Task brief = Look over the lines below. Report each one that includes the string "header".

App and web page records
※

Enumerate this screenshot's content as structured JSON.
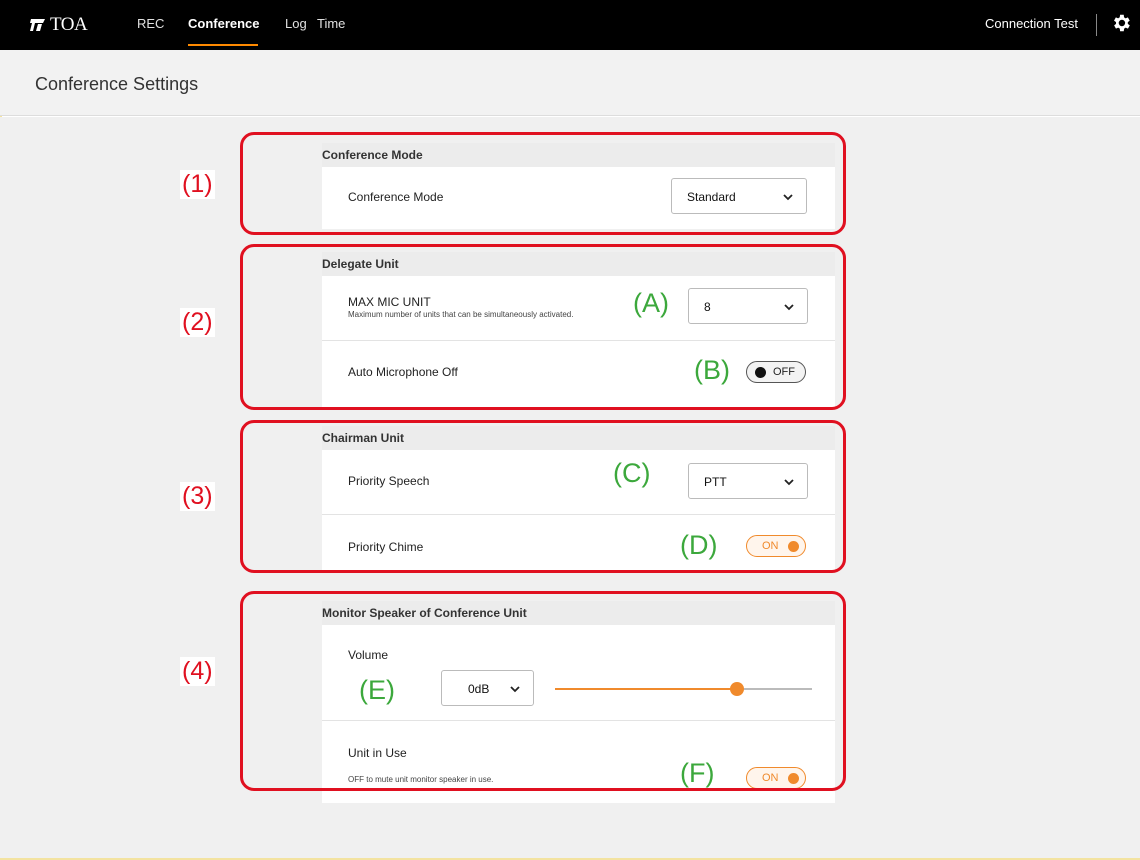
{
  "app": {
    "logo_text": "TOA",
    "nav": [
      "REC",
      "Conference",
      "Log",
      "Time"
    ],
    "active_nav": "Conference",
    "connection_test": "Connection Test"
  },
  "page": {
    "title": "Conference Settings"
  },
  "sections": {
    "conference_mode": {
      "header": "Conference Mode",
      "label": "Conference Mode",
      "value": "Standard"
    },
    "delegate_unit": {
      "header": "Delegate Unit",
      "max_mic_label": "MAX MIC UNIT",
      "max_mic_desc": "Maximum number of units that can be simultaneously activated.",
      "max_mic_value": "8",
      "auto_off_label": "Auto Microphone Off",
      "auto_off_state": "OFF"
    },
    "chairman_unit": {
      "header": "Chairman Unit",
      "priority_speech_label": "Priority Speech",
      "priority_speech_value": "PTT",
      "priority_chime_label": "Priority Chime",
      "priority_chime_state": "ON"
    },
    "monitor_speaker": {
      "header": "Monitor Speaker of Conference Unit",
      "volume_label": "Volume",
      "volume_value": "0dB",
      "volume_slider_fraction": 0.71,
      "unit_in_use_label": "Unit in Use",
      "unit_in_use_desc": "OFF to mute unit monitor speaker in use.",
      "unit_in_use_state": "ON"
    }
  },
  "annotations": {
    "numbers": [
      "(1)",
      "(2)",
      "(3)",
      "(4)"
    ],
    "letters": [
      "(A)",
      "(B)",
      "(C)",
      "(D)",
      "(E)",
      "(F)"
    ]
  },
  "colors": {
    "accent": "#f08a2c",
    "annotation_red": "#e01020",
    "annotation_green": "#3ca83c"
  }
}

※

Finished exercise =
      "header": "Conference Mode",
      "header": "Delegate Unit",
      "header": "Chairman Unit",
      "header": "Monitor Speaker of Conference Unit",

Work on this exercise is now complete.